I remember being exposed to the importance of taking part in the American voting process even as a young child. I only knew that there were two sides from which an adult could make a choice and they were called Democrats or Republicans. As a youngster, I didn’t know anything about party platforms or politics.
However, I do remember in particular that my paternal grandparents not only voted on Election Day but were workers at their polling site. I don’t remember any political conversations between Mom and Pop Carlisle or among my aunts and uncles at family gatherings. This probably had nothing to do with shielding the children from a certain type of discussion. It simply was because one’s religion and politics were not subjects for talk within a group. We liked our relatives. We liked our friends. And we weren’t going to get into a discussion where differences of opinion might lead to uncivil comments.
I recall one time as an older child, when a lot of the extended family was together, a humorous comment made by my Uncle Bill Carlisle (singer, songwriter, and Grand Ol’ Opry performer). Smiling from ear to ear and a chuckle in his voice, he said, “Well, Mom and Pop always voted in every election. She went and voted the straight Republican ticket. And, you know what, he voted the straight Democratic ticket!” We all laughed heartily thinking that each vote had effectively cancelled out the other!

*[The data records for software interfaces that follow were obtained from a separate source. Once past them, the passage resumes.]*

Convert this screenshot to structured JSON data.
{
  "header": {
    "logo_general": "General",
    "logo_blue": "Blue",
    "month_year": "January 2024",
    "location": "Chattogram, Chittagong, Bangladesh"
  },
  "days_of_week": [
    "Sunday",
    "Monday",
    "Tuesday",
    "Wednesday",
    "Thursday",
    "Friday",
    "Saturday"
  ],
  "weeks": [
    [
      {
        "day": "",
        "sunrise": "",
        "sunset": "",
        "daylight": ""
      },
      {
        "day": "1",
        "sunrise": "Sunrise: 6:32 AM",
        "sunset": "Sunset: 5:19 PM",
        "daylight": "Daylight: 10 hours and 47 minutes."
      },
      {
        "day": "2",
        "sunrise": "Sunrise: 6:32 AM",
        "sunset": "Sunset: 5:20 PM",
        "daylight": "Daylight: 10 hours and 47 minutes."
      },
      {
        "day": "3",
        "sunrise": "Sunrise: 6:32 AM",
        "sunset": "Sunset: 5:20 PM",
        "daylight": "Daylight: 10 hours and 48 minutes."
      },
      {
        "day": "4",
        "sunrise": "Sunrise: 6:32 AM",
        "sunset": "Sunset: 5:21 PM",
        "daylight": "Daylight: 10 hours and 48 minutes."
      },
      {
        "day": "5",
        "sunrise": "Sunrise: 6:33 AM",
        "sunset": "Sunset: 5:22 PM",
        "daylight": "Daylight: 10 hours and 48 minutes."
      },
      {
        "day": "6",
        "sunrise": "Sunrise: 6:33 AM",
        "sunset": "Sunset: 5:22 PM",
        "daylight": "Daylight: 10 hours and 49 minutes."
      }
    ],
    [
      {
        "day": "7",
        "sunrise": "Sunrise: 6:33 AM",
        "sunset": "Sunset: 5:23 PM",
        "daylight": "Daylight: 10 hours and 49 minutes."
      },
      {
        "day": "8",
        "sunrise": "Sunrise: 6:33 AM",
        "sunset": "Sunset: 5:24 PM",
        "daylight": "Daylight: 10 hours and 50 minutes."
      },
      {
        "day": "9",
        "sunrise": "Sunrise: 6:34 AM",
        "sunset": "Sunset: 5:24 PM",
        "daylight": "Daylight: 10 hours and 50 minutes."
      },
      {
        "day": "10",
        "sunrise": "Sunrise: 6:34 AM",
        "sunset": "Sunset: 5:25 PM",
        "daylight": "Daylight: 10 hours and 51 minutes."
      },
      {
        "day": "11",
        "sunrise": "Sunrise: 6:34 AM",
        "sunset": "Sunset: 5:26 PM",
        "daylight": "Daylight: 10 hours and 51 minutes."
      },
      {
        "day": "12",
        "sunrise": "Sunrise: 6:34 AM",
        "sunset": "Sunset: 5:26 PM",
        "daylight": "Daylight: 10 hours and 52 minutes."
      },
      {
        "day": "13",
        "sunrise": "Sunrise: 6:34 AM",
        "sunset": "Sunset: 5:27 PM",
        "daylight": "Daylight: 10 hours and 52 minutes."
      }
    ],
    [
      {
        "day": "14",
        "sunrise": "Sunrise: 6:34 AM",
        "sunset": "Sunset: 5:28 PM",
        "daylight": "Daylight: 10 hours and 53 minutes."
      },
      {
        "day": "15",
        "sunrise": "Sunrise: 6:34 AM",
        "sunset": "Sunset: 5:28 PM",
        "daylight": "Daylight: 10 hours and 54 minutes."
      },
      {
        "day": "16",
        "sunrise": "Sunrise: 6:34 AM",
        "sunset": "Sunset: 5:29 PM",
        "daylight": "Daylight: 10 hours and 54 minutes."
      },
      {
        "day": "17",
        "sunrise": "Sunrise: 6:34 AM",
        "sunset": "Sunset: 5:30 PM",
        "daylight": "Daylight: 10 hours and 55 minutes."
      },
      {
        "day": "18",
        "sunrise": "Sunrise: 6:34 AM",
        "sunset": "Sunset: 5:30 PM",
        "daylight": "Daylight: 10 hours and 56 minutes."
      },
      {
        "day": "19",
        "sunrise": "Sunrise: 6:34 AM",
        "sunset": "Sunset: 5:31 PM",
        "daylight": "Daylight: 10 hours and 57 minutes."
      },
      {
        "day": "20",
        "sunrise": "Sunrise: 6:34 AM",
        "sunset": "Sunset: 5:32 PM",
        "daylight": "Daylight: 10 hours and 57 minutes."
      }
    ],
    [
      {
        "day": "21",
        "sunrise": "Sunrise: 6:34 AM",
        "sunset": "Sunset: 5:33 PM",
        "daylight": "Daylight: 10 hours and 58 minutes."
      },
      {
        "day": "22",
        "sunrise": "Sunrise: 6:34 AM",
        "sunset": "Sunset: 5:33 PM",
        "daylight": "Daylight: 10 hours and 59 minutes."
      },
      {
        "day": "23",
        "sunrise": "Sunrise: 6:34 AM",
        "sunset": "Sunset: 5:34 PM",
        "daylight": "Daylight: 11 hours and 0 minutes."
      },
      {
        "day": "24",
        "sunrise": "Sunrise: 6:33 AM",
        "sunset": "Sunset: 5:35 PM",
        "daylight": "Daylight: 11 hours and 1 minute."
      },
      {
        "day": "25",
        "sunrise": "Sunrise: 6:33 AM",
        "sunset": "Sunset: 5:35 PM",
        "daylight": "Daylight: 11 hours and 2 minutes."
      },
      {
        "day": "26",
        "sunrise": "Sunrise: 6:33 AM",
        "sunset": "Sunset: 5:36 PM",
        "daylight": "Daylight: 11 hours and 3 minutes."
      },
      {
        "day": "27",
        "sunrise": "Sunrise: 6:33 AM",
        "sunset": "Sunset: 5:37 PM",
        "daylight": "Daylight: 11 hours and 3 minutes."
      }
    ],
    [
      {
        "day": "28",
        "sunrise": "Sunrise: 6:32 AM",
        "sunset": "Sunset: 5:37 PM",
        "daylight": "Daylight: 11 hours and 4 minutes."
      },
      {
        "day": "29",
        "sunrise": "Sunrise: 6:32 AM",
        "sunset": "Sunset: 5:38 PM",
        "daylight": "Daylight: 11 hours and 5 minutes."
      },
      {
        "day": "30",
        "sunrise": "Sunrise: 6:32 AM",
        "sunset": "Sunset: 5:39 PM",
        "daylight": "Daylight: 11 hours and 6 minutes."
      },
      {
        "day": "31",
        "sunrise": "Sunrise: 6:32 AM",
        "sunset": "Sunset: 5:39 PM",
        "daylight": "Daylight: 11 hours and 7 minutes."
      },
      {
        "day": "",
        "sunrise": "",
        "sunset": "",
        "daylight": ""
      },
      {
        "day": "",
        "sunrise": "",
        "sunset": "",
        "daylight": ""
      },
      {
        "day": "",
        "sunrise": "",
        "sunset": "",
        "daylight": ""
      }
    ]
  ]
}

Yet we knew that their political thinking did not hinder them from voting in every election while continuing to respect and love each other for their entire lives.
I realize now that my grandmother Mary Ellen Boes Carlisle, along with other females, was not granted the right to vote until three years after her youngest child, my dad, was born. As I remember her as a strong matriarchal figure, I imagine she was right there with other women in 1920 celebrating the ratification of the 19th amendment to the U.S. Constitution guaranteeing that women would not be discriminated against in the right to vote because of their gender.
The 2020 presidential election is gearing up to have the greatest number ever of American citizens voting. Many of these votes will reflect persons identifying themselves as Blue Democrats or Red Republicans. In the vein of disagreeing politically and/or philosophically with our friends, relatives, and work associates–while leaving room for civility and a common ground of agreement–I would like to share with you my laughable limerick* VOTING DILEMMA.
Below are these few lines I’ve written in this poetic form. It good-naturedly pokes fun at how we sometimes arrive at our decisions in the political process; yet thank God for America where we are free to make those choices!
I was inspired to write it in 2018 when I happened to see on ABC News twin young women with politically opposing views who were running for similar positions in local government in Michigan. Even though their thought processes had led them to different perspectives, they had their arms locked around each other as one of them said, “Remember the right wing and the left wing belong to the same bird.” So in the vein of disagreeing with our friends, relatives, and work associates while leaving room for civility and a common ground of agreement I would like to share it with you. Remember it is not meant to have a serious theme. It’s just an amusing bit of poetry!
VOTING DILEMMA (a limerick*)
Sue left home to go out to vote
With both blue votes and red in her tote.
“Let me see,” Susie said,
“Vote with blue? Vote with red?
Can my brain match the tint of my coat?”
* In case you are interested in the poetic form I used, a limerick has only five lines and its rhyme scheme is AABBA. In other words, the first, second, and fifth lines end in words which rhyme with each other. And the third and fourth lines end in words that rhyme with each other. The first line introduces the main character and place. The fifth line either comes to some sort of conclusion or simply repeats the first line. There is also a strict pattern of stressed and unstressed syllables. So, as you can see, the composer of a limerick has the parameters of this tight little box in which to write.